Dateline Rocky Mountains: In northern Colorado yesterday, firefighters were pulled back from the Beaver Creek fire into safety zones. Hot, humid weather along the central Wyoming border has been responsible for the high winds and erratic fires the burned over 500 acres. Since it began near Walden, Colorado on June 19, the Beaver Creek fire has burned over twenty-six thousand acres.
Fire command requested additional aircraft Wednesday, including helicopters, a heavy tanker and single-engine air tankers. The Beaver Creek Fire is moving north of Walden and into Wyoming. It has burned 26,067 acres and is 12 percent contained. There are approximately three hundred and fifty personnel working to steer fire around Parsons Draw and suppress fires where possible.
According to the Forest Service, the fire is burning rapidly due to the dead pine trees, destroyed by pine-bore beetles. The infested trees blow over and drop unsafe amounts of litter, making the forest unsafe for firefighters. This is one reason the Incident Management Team is allowing the fire to occur naturally while focusing their resources on structures and other values at risk. The man fuel is dead lodgepole stands and others including grass, understory, and brush. There is limited access to the fires’ edge and multiple driving hazards due to remote roads with domestic vehicle traffic.
All personnel on the fire, about 350, work a 14 day stint. The work schedule is everyday 0600-2200, with some now working through the night, as well as a swing shift. All personnel work 16 hrs a day, seven days a week and many have multiple responsibilities. Jeff Ferragi serves as the paramedic for all personnel and explained how his jobs occasionally change. “Today I have an additional role as a “lookout” for changing fire behavior with specific structures to watch in case the fire approaches. I’m also a radio relay because of my post on a high ridge (Battle Ridge). This fire is forecast to burn into October. I’ve already gotten an extension on my contract to 21 days, I’m then required to take a 2 day R&R before I return.”
Active fire exists along the perimeter and is consuming unburned areas within the interior of the fire. Hot, dry conditions in the area should continue to support increased fire activity. Feraggi went on to exclaim, “It’s insane. The scale of this thing is hard to perceive. Today’s forecast is a Haines index of 6 (the highest rating for wild fire conditions) with extreme fire conditions.”
Hayden Fire/ Lava Mountain Fire
There are about one hundred and fifty fire personnel working the Hayden Pass fire near Coaldale. The fire has burned about sixteen thousand acres since it started July 8 and is fifty-eight percent contained.

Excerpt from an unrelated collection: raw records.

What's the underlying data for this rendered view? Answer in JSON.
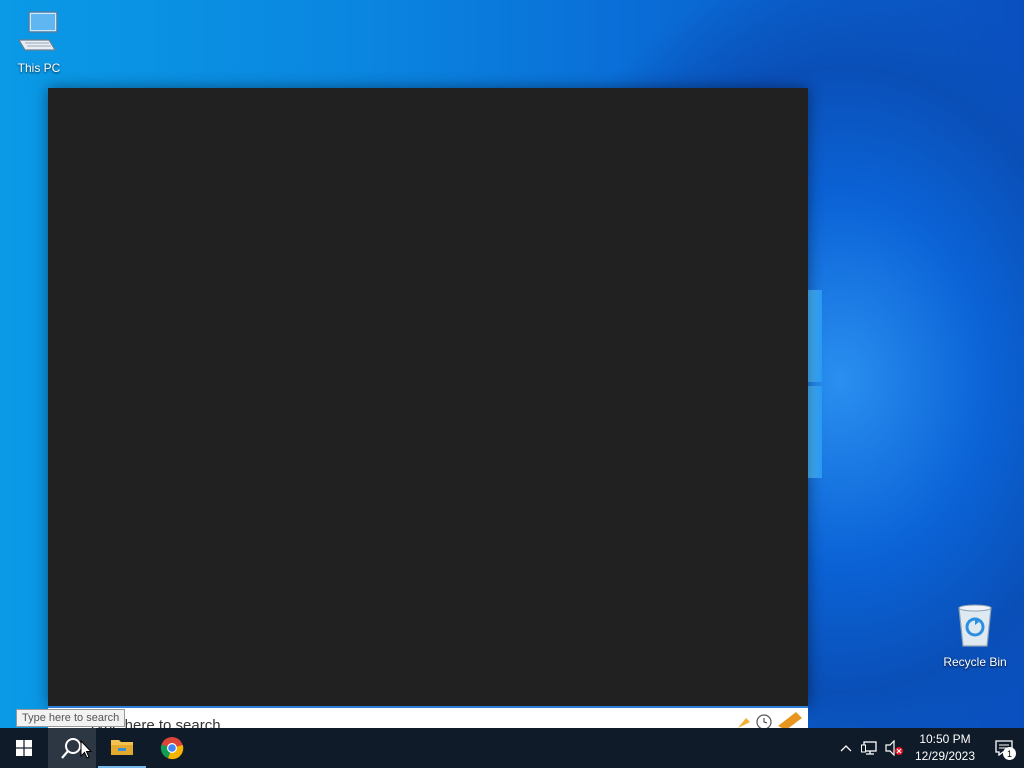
{
  "desktop": {
    "icons": [
      {
        "label": "This PC"
      },
      {
        "label": "Recycle Bin"
      }
    ]
  },
  "search_panel": {
    "placeholder": "Type here to search"
  },
  "tooltip": {
    "text": "Type here to search"
  },
  "taskbar": {
    "apps": [
      "start-icon",
      "search-icon",
      "file-explorer-icon",
      "chrome-icon"
    ],
    "tray": {
      "time": "10:50 PM",
      "date": "12/29/2023",
      "notification_count": "1"
    }
  },
  "colors": {
    "taskbar": "#101b2a",
    "window_bg": "#212121",
    "accent": "#2f7fd6"
  }
}
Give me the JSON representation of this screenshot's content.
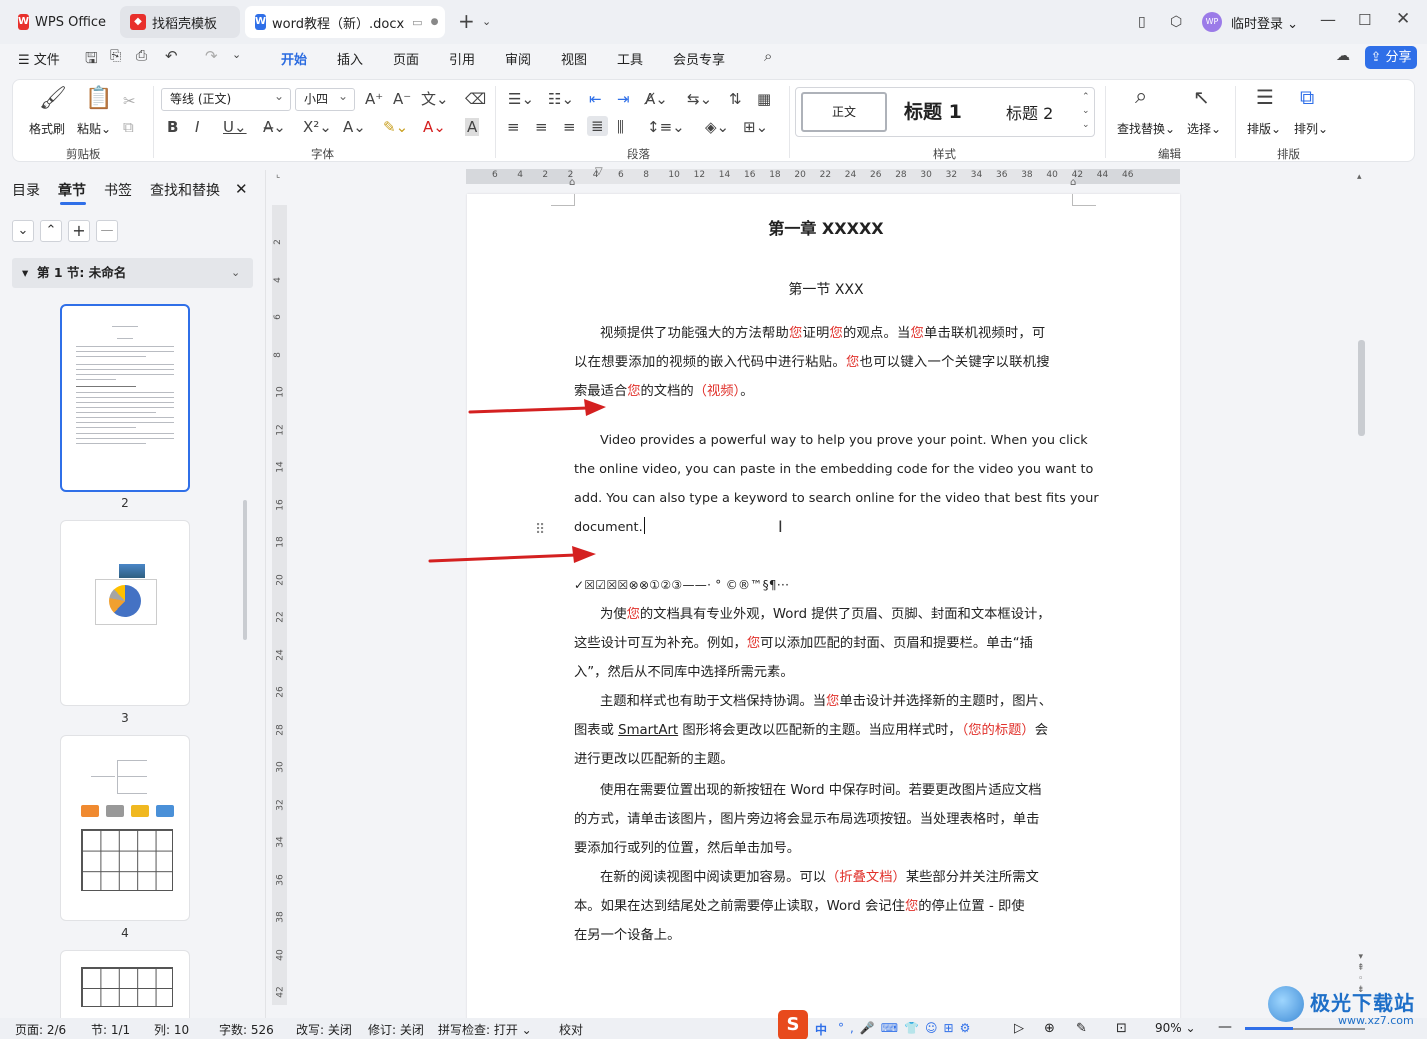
{
  "tabs": [
    {
      "label": "WPS Office",
      "icon": "wps-logo-icon"
    },
    {
      "label": "找稻壳模板",
      "icon": "docer-icon"
    },
    {
      "label": "word教程（新）.docx",
      "icon": "word-doc-icon"
    }
  ],
  "window": {
    "login_label": "临时登录",
    "avatar_text": "WP"
  },
  "menu": {
    "file": "文件",
    "items": [
      "开始",
      "插入",
      "页面",
      "引用",
      "审阅",
      "视图",
      "工具",
      "会员专享"
    ],
    "active": "开始",
    "share": "分享"
  },
  "ribbon": {
    "format_painter": "格式刷",
    "paste": "粘贴",
    "font_name": "等线 (正文)",
    "font_size": "小四",
    "styles": {
      "normal": "正文",
      "h1": "标题 1",
      "h2": "标题 2"
    },
    "find_replace": "查找替换",
    "select": "选择",
    "layout": "排版",
    "arrange": "排列",
    "groups": [
      "剪贴板",
      "字体",
      "段落",
      "样式",
      "编辑",
      "排版"
    ]
  },
  "leftpanel": {
    "tabs": [
      "目录",
      "章节",
      "书签",
      "查找和替换"
    ],
    "active_tab": "章节",
    "section_title": "第 1 节: 未命名",
    "page_numbers": [
      "2",
      "3",
      "4"
    ]
  },
  "ruler": {
    "h_ticks": [
      "6",
      "4",
      "2",
      "2",
      "4",
      "6",
      "8",
      "10",
      "12",
      "14",
      "16",
      "18",
      "20",
      "22",
      "24",
      "26",
      "28",
      "30",
      "32",
      "34",
      "36",
      "38",
      "40",
      "42",
      "44",
      "46"
    ],
    "v_ticks": [
      "2",
      "4",
      "6",
      "8",
      "10",
      "12",
      "14",
      "16",
      "18",
      "20",
      "22",
      "24",
      "26",
      "28",
      "30",
      "32",
      "34",
      "36",
      "38",
      "40",
      "42"
    ]
  },
  "document": {
    "chapter": "第一章 XXXXX",
    "section": "第一节 XXX",
    "p1": [
      [
        "视频提供了功能强大的方法帮助",
        "您",
        "证明",
        "您",
        "的观点。当",
        "您",
        "单击联机视频时，可"
      ],
      [
        "以在想要添加的视频的嵌入代码中进行粘贴。",
        "您",
        "也可以键入一个关键字以联机搜"
      ],
      [
        "索最适合",
        "您",
        "的文档的",
        "（视频）",
        "。"
      ]
    ],
    "p2": [
      "Video provides a powerful way to help you prove your point. When you click",
      "the online video, you can paste in the embedding code for the video you want to",
      "add. You can also type a keyword to search online for the video that best fits your",
      "document."
    ],
    "symbols": "✓☒☑☒☒⊗⊗①②③——·    °    ©®™§¶···",
    "p3": [
      [
        "为使",
        "您",
        "的文档具有专业外观，Word 提供了页眉、页脚、封面和文本框设计，"
      ],
      [
        "这些设计可互为补充。例如，",
        "您",
        "可以添加匹配的封面、页眉和提要栏。单击“插"
      ],
      [
        "入”，然后从不同库中选择所需元素。"
      ]
    ],
    "p4": [
      [
        "主题和样式也有助于文档保持协调。当",
        "您",
        "单击设计并选择新的主题时，图片、"
      ],
      [
        "图表或 ",
        "SmartArt",
        " 图形将会更改以匹配新的主题。当应用样式时，",
        "（您的标题）",
        "会"
      ],
      [
        "进行更改以匹配新的主题。"
      ]
    ],
    "p5": [
      "使用在需要位置出现的新按钮在 Word 中保存时间。若要更改图片适应文档",
      "的方式，请单击该图片，图片旁边将会显示布局选项按钮。当处理表格时，单击",
      "要添加行或列的位置，然后单击加号。"
    ],
    "p6": [
      [
        "在新的阅读视图中阅读更加容易。可以",
        "（折叠文档）",
        "某些部分并关注所需文"
      ],
      [
        "本。如果在达到结尾处之前需要停止读取，Word 会记住",
        "您",
        "的停止位置 - 即使"
      ],
      [
        "在另一个设备上。"
      ]
    ]
  },
  "statusbar": {
    "page": "页面: 2/6",
    "section": "节: 1/1",
    "column": "列: 10",
    "words": "字数: 526",
    "overtype": "改写: 关闭",
    "track": "修订: 关闭",
    "spell": "拼写检查: 打开",
    "proof": "校对",
    "zoom": "90%",
    "ime": "中"
  },
  "watermark": {
    "text": "极光下载站",
    "url": "www.xz7.com"
  },
  "colors": {
    "accent": "#2f6fe8",
    "red_text": "#e0302a",
    "arrow": "#d42020"
  }
}
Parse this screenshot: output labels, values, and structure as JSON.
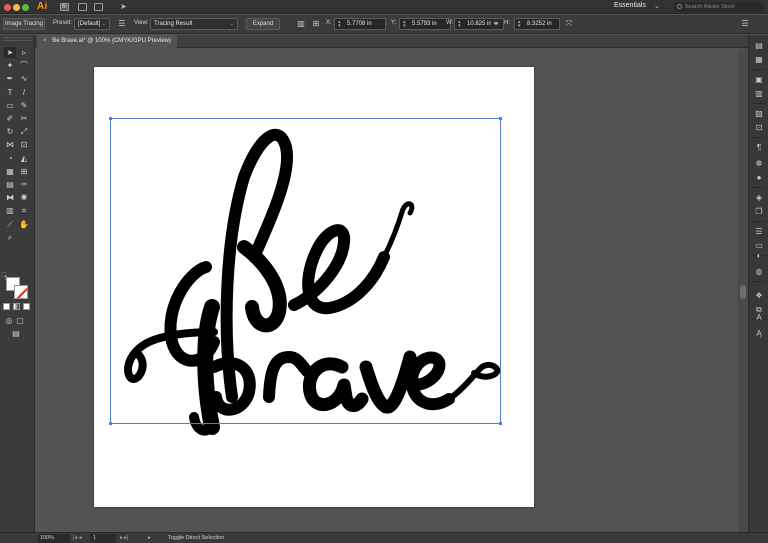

The Lava Mountain fire has burned almost twelve thousand acres near Dubois, Wyoming. There are nearly eight hundred personnel assigned to the fire.
We wish our best to the firefighters and rescue teams working in Colorado and Wyoming. And thank you.